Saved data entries
____
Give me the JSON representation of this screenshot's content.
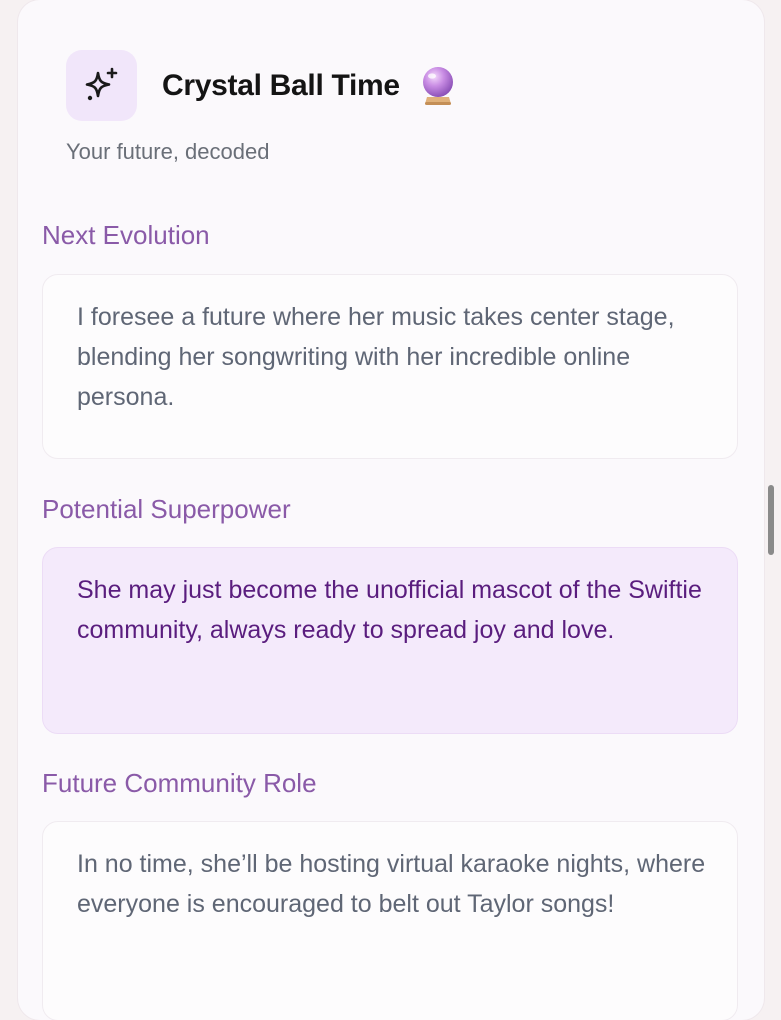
{
  "header": {
    "title": "Crystal Ball Time",
    "subtitle": "Your future, decoded",
    "icon": "sparkles-icon",
    "emoji": "crystal-ball-icon"
  },
  "sections": [
    {
      "label": "Next Evolution",
      "text": "I foresee a future where her music takes center stage, blending her songwriting with her incredible online persona."
    },
    {
      "label": "Potential Superpower",
      "text": "She may just become the unofficial mascot of the Swiftie community, always ready to spread joy and love."
    },
    {
      "label": "Future Community Role",
      "text": "In no time, she’ll be hosting virtual karaoke nights, where everyone is encouraged to belt out Taylor songs!"
    }
  ],
  "colors": {
    "accent": "#8a5aa8",
    "highlight_bg": "#f4eafb",
    "highlight_text": "#5a1d7e",
    "icon_tile_bg": "#f1e6fa"
  }
}
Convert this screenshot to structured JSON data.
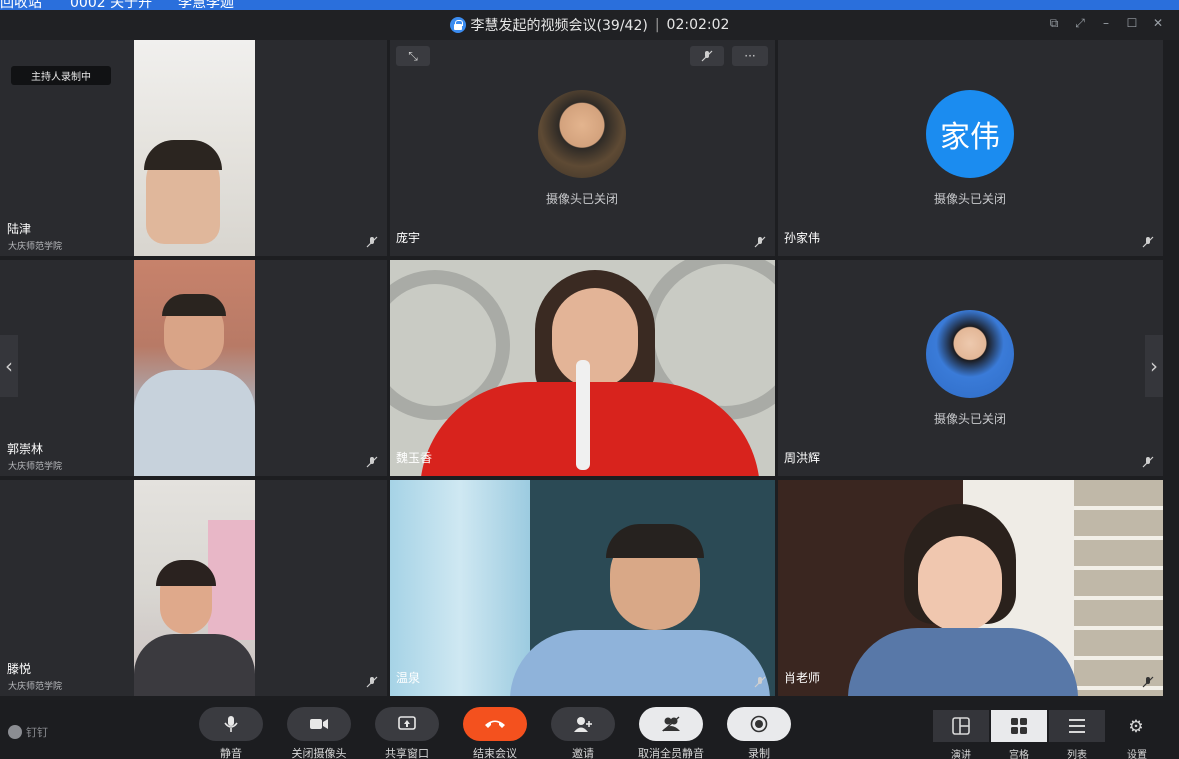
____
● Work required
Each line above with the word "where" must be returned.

● Reply to the task
      "text": "I foresee a future where her music takes center stage, blending her songwriting with her incredible online persona."
      "text": "In no time, she’ll be hosting virtual karaoke nights, where everyone is encouraged to belt out Taylor songs!"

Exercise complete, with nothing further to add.